Individuals with subthreshold borderline personality disorder (BPD) are commonly encountered in primary care settings, yet the psychological treatments they receive are rarely tailored to their needs. In an effort to capture and treat this group of individuals in a targeted and meaningful way, some primary care settings offer Systems Training for Emotional Predictability and Problem Solving – Emotional Intensity (STEPPS-EI). This evaluation sought to assess the feasibility of STEPPS-EI within NHS primary care services. Employing an uncontrolled design, the evaluation examined recruitment, retention, effectiveness and group appraisal. Findings supported three out of four evaluation objectives for feasibility: uptake of the group was high at 74%, the group was well received by the group and significantly effective at reducing symptoms of BPD, depression and anxiety. However, retention rates were low, with only 43% classed as ‘completers’ of the programme.
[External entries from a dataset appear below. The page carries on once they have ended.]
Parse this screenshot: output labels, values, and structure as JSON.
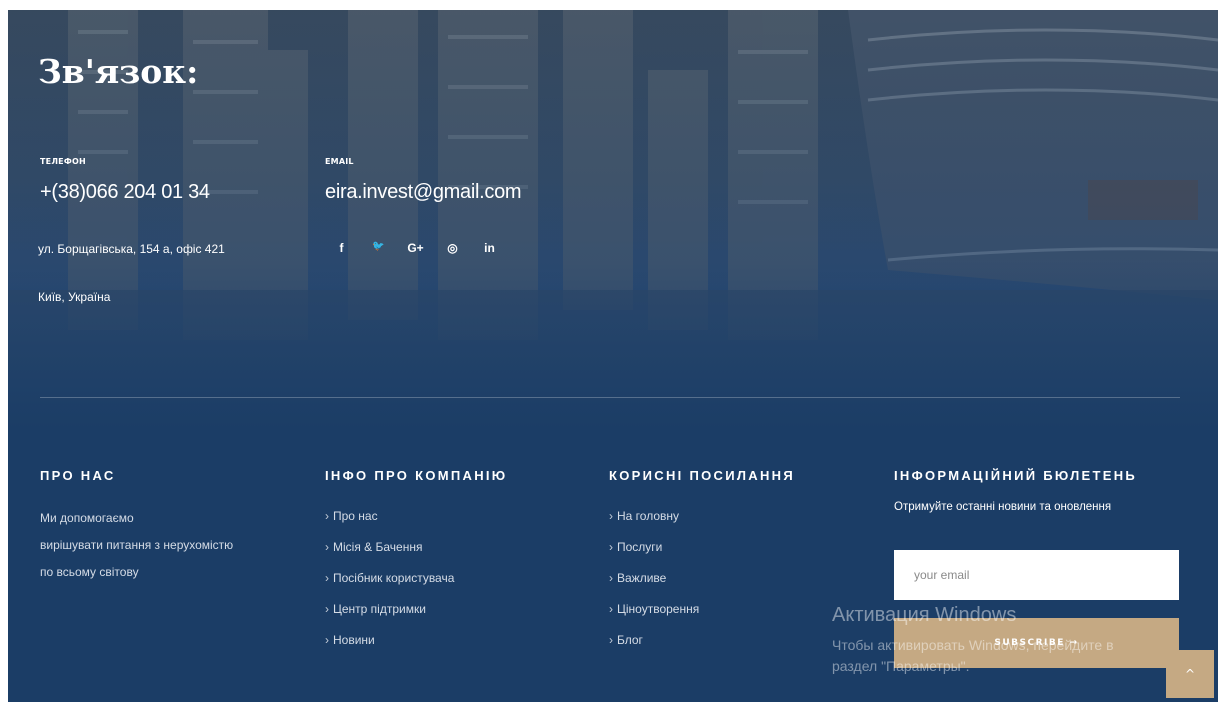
{
  "contact": {
    "title": "Зв'язок:",
    "phone_label": "ТЕЛЕФОН",
    "phone": "+(38)066 204 01 34",
    "email_label": "EMAIL",
    "email": "eira.invest@gmail.com",
    "address_line1": "ул. Борщагівська, 154 а, офіс 421",
    "address_line2": "Київ, Україна",
    "social": [
      {
        "icon": "facebook-icon",
        "glyph": "f"
      },
      {
        "icon": "twitter-icon",
        "glyph": "🐦"
      },
      {
        "icon": "google-plus-icon",
        "glyph": "G+"
      },
      {
        "icon": "instagram-icon",
        "glyph": "◎"
      },
      {
        "icon": "linkedin-icon",
        "glyph": "in"
      }
    ]
  },
  "footer": {
    "about": {
      "heading": "ПРО НАС",
      "lines": [
        "Ми допомогаємо",
        "вирішувати питання з нерухомістю",
        "по всьому світову"
      ]
    },
    "company": {
      "heading": "ІНФО ПРО КОМПАНІЮ",
      "links": [
        "Про нас",
        "Місія & Бачення",
        "Посібник користувача",
        "Центр підтримки",
        "Новини"
      ]
    },
    "useful": {
      "heading": "КОРИСНІ ПОСИЛАННЯ",
      "links": [
        "На головну",
        "Послуги",
        "Важливе",
        "Ціноутворення",
        "Блог"
      ]
    },
    "newsletter": {
      "heading": "ІНФОРМАЦІЙНИЙ БЮЛЕТЕНЬ",
      "subtitle": "Отримуйте останні новини та оновлення",
      "email_placeholder": "your email",
      "subscribe_label": "SUBSCRIBE →"
    }
  },
  "watermark": {
    "title": "Активация Windows",
    "line1": "Чтобы активировать Windows, перейдите в",
    "line2": "раздел \"Параметры\"."
  },
  "to_top": {
    "glyph": "^"
  },
  "colors": {
    "footer_bg": "#1b3d66",
    "accent": "#c5a983",
    "text": "#ffffff"
  }
}
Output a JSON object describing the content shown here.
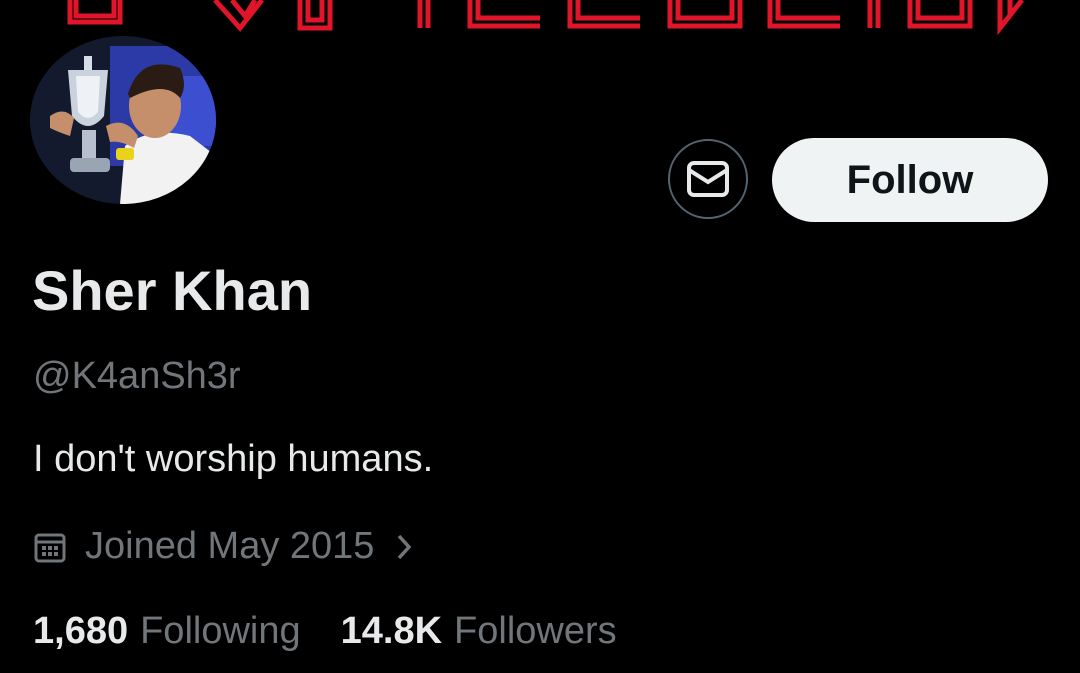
{
  "profile": {
    "display_name": "Sher Khan",
    "handle": "@K4anSh3r",
    "bio": "I don't worship humans.",
    "joined": "Joined May 2015"
  },
  "actions": {
    "follow_label": "Follow"
  },
  "stats": {
    "following_count": "1,680",
    "following_label": "Following",
    "followers_count": "14.8K",
    "followers_label": "Followers"
  },
  "colors": {
    "background": "#000000",
    "primary_text": "#e7e9ea",
    "secondary_text": "#71767b",
    "button_bg": "#eff3f4",
    "banner_accent": "#e0152a"
  },
  "icons": {
    "message": "envelope-icon",
    "calendar": "calendar-icon",
    "chevron": "chevron-right-icon"
  }
}
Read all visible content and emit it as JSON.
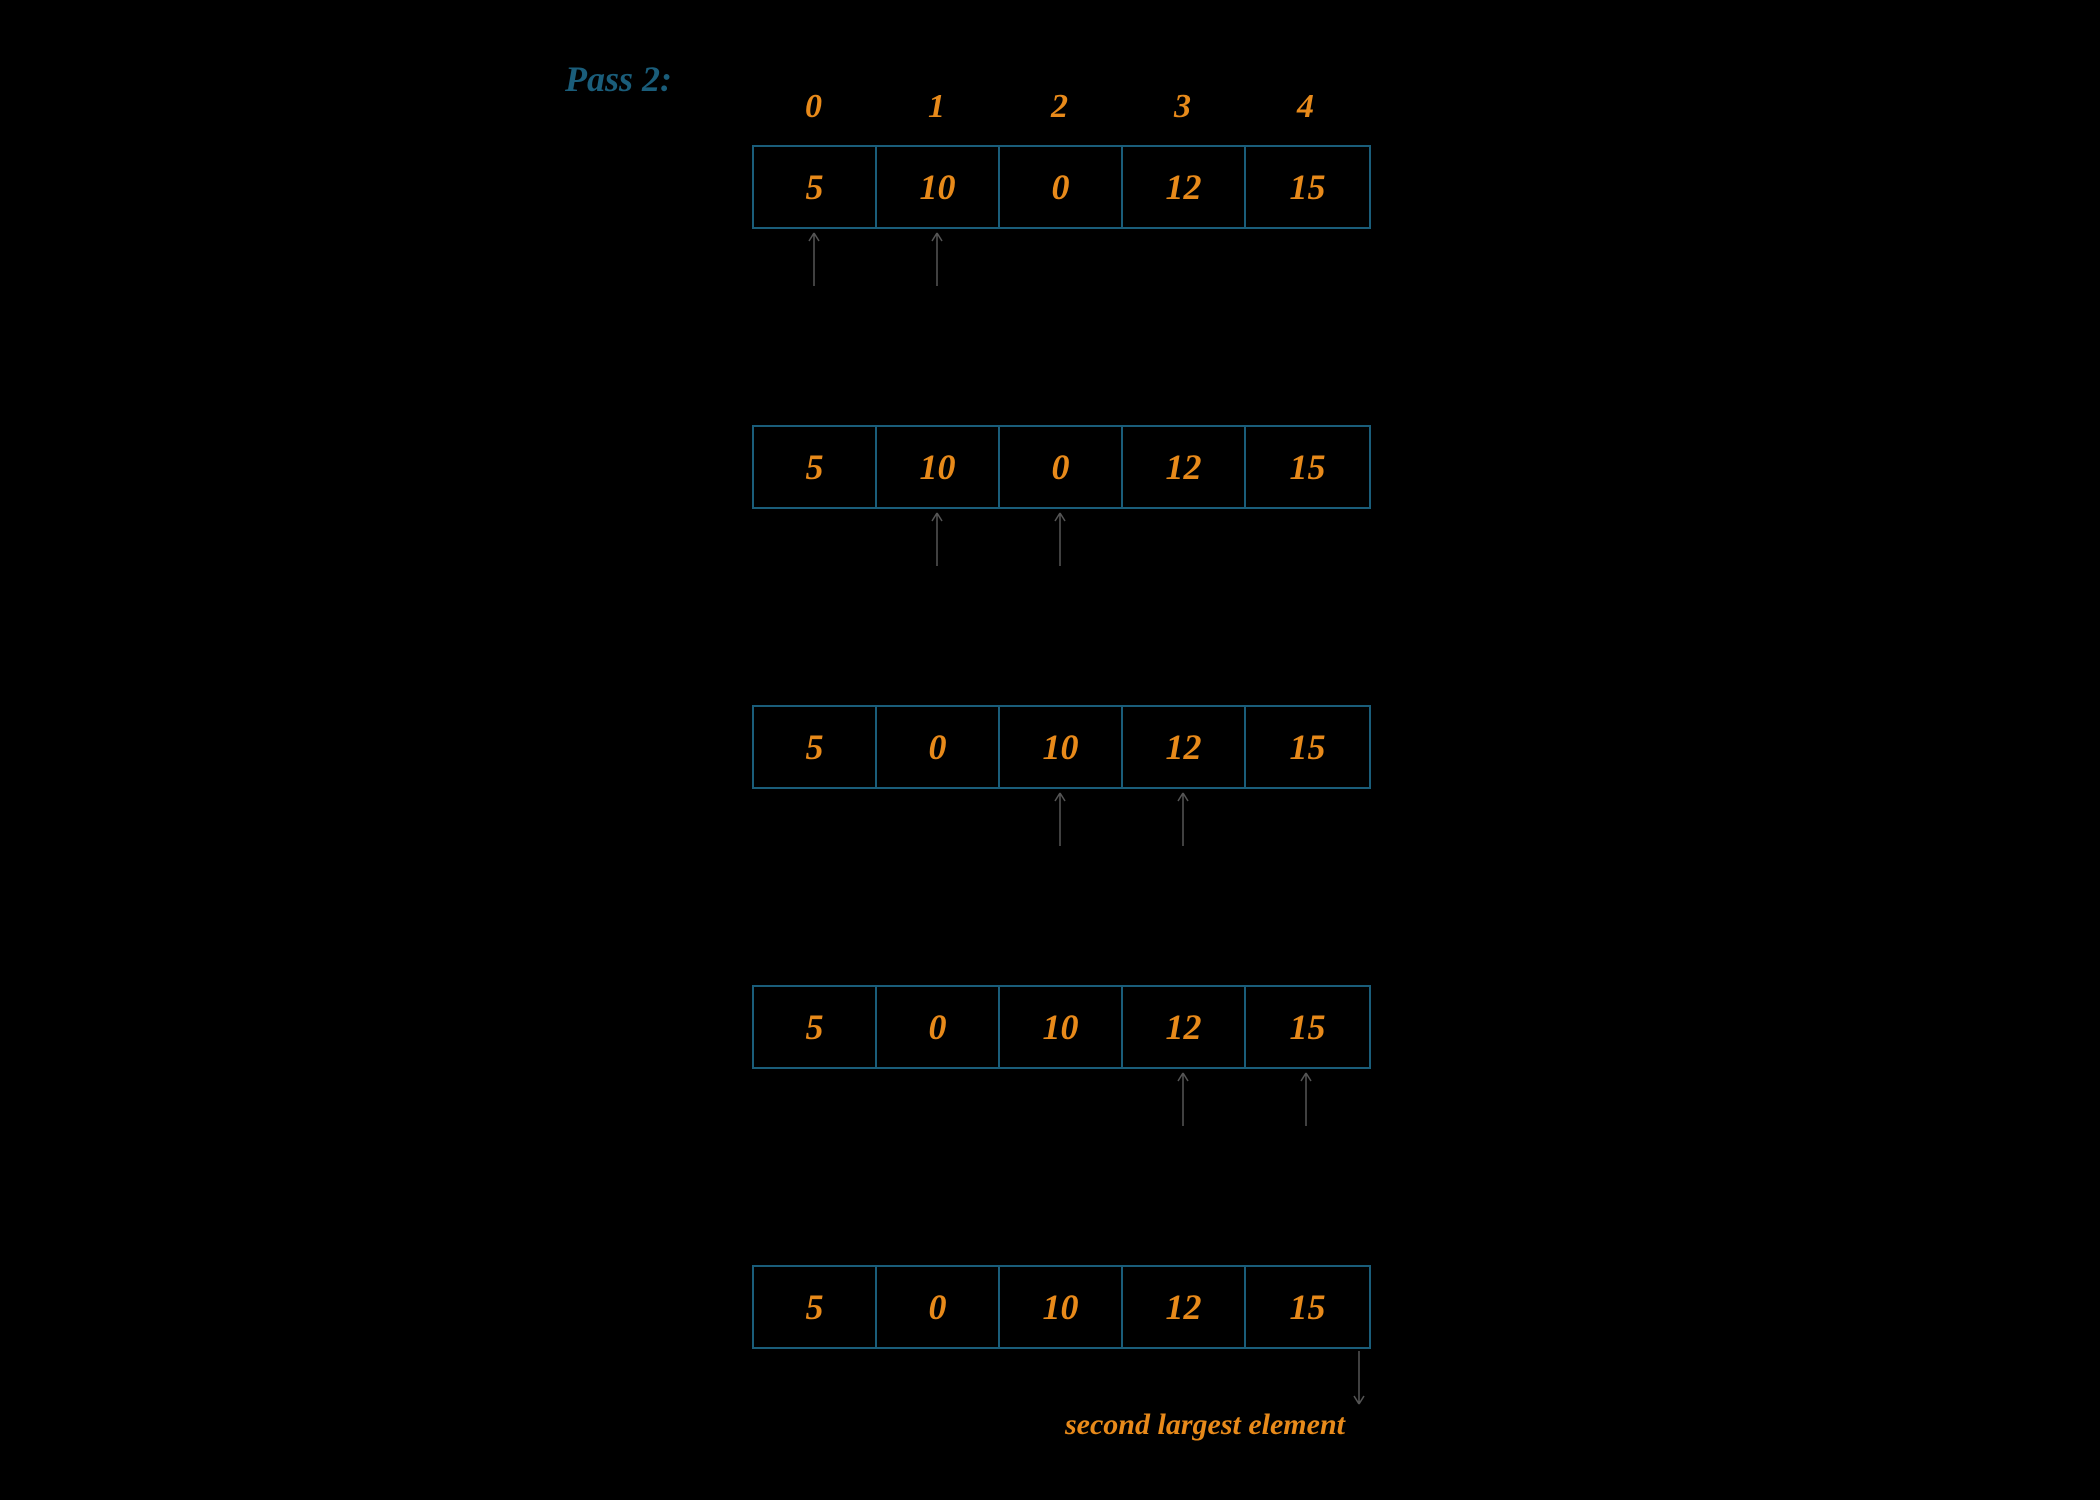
{
  "title": "Pass 2:",
  "indices": [
    "0",
    "1",
    "2",
    "3",
    "4"
  ],
  "rows": [
    {
      "values": [
        "5",
        "10",
        "0",
        "12",
        "15"
      ],
      "arrows": [
        0,
        1
      ]
    },
    {
      "values": [
        "5",
        "10",
        "0",
        "12",
        "15"
      ],
      "arrows": [
        1,
        2
      ]
    },
    {
      "values": [
        "5",
        "0",
        "10",
        "12",
        "15"
      ],
      "arrows": [
        2,
        3
      ]
    },
    {
      "values": [
        "5",
        "0",
        "10",
        "12",
        "15"
      ],
      "arrows": [
        3,
        4
      ]
    },
    {
      "values": [
        "5",
        "0",
        "10",
        "12",
        "15"
      ],
      "arrows": []
    }
  ],
  "caption": "second largest element",
  "colors": {
    "bg": "#000",
    "border": "#1a5d7a",
    "text": "#e88a1a",
    "title": "#1a5d7a",
    "arrow": "#555"
  }
}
The results indicate preliminary evidence for STEPPS-EI as a potentially feasible intervention with possible modification to enhance retention and avenues for further study.
Key learning aims
After reading this paper, the reader will be aware of:
(1) Recent developments in the classification and diagnosis of personality disorder leading to the conceptualisation of subthreshold presentations.
(2) The feasibility of conducting a primary care intervention for individuals with emotional intensity difficulties.
(3) The preliminary beneficial outcomes of utilising a primary care intervention for individuals with emotional intensity difficulties.
(4) Potential issues for participants and providers of primary care programmes with future direction for improvement and implementation.